Copy all records verbatim, images excluded.

Start of PROVIDED MATERIAL

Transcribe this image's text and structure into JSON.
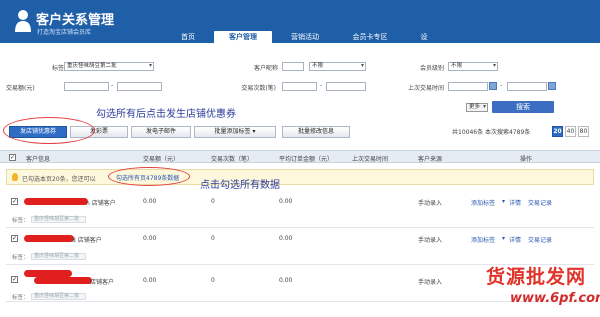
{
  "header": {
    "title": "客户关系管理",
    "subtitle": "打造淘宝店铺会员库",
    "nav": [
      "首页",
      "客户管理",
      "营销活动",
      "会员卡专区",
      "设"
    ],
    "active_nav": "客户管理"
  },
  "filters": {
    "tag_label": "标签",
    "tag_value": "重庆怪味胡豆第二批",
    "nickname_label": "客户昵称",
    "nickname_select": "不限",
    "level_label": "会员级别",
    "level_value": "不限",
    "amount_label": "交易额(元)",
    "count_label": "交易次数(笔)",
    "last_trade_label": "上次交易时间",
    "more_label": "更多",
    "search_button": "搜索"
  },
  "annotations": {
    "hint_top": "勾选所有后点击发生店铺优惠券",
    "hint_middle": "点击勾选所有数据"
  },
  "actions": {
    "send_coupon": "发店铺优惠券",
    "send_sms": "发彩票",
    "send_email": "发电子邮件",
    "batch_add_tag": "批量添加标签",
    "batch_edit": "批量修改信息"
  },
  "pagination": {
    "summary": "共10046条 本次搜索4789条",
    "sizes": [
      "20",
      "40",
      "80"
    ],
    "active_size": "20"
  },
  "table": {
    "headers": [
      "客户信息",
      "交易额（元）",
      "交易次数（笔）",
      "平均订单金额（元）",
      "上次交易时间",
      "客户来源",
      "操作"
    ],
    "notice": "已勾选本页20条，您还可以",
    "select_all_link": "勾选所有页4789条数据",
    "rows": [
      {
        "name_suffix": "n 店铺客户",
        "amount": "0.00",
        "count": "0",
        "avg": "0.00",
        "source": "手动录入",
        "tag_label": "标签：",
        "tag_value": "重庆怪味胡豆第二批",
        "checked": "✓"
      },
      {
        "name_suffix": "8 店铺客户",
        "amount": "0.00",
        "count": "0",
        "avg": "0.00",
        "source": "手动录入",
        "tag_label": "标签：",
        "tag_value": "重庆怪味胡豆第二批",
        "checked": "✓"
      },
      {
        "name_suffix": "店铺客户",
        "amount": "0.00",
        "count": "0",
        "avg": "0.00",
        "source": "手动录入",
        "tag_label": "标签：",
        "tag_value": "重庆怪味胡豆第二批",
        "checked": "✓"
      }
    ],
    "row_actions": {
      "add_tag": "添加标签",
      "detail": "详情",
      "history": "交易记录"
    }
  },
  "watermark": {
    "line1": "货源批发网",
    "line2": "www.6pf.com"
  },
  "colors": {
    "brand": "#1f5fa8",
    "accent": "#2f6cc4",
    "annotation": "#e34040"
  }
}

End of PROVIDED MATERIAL

• [ANSWER SECTION]:
Transcribe this image's text and structure into JSON.
{
  "header": {
    "title": "客户关系管理",
    "subtitle": "打造淘宝店铺会员库",
    "nav": [
      "首页",
      "客户管理",
      "营销活动",
      "会员卡专区",
      "设"
    ],
    "active_nav": "客户管理"
  },
  "filters": {
    "tag_label": "标签",
    "tag_value": "重庆怪味胡豆第二批",
    "nickname_label": "客户昵称",
    "nickname_select": "不限",
    "level_label": "会员级别",
    "level_value": "不限",
    "amount_label": "交易额(元)",
    "count_label": "交易次数(笔)",
    "last_trade_label": "上次交易时间",
    "more_label": "更多",
    "search_button": "搜索"
  },
  "annotations": {
    "hint_top": "勾选所有后点击发生店铺优惠券",
    "hint_middle": "点击勾选所有数据"
  },
  "actions": {
    "send_coupon": "发店铺优惠券",
    "send_sms": "发彩票",
    "send_email": "发电子邮件",
    "batch_add_tag": "批量添加标签",
    "batch_edit": "批量修改信息"
  },
  "pagination": {
    "summary": "共10046条 本次搜索4789条",
    "sizes": [
      "20",
      "40",
      "80"
    ],
    "active_size": "20"
  },
  "table": {
    "headers": [
      "客户信息",
      "交易额（元）",
      "交易次数（笔）",
      "平均订单金额（元）",
      "上次交易时间",
      "客户来源",
      "操作"
    ],
    "notice": "已勾选本页20条，您还可以",
    "select_all_link": "勾选所有页4789条数据",
    "rows": [
      {
        "name_suffix": "n 店铺客户",
        "amount": "0.00",
        "count": "0",
        "avg": "0.00",
        "source": "手动录入",
        "tag_label": "标签：",
        "tag_value": "重庆怪味胡豆第二批",
        "checked": "✓"
      },
      {
        "name_suffix": "8 店铺客户",
        "amount": "0.00",
        "count": "0",
        "avg": "0.00",
        "source": "手动录入",
        "tag_label": "标签：",
        "tag_value": "重庆怪味胡豆第二批",
        "checked": "✓"
      },
      {
        "name_suffix": "店铺客户",
        "amount": "0.00",
        "count": "0",
        "avg": "0.00",
        "source": "手动录入",
        "tag_label": "标签：",
        "tag_value": "重庆怪味胡豆第二批",
        "checked": "✓"
      }
    ],
    "row_actions": {
      "add_tag": "添加标签",
      "detail": "详情",
      "history": "交易记录"
    }
  },
  "watermark": {
    "line1": "货源批发网",
    "line2": "www.6pf.com"
  },
  "colors": {
    "brand": "#1f5fa8",
    "accent": "#2f6cc4",
    "annotation": "#e34040"
  }
}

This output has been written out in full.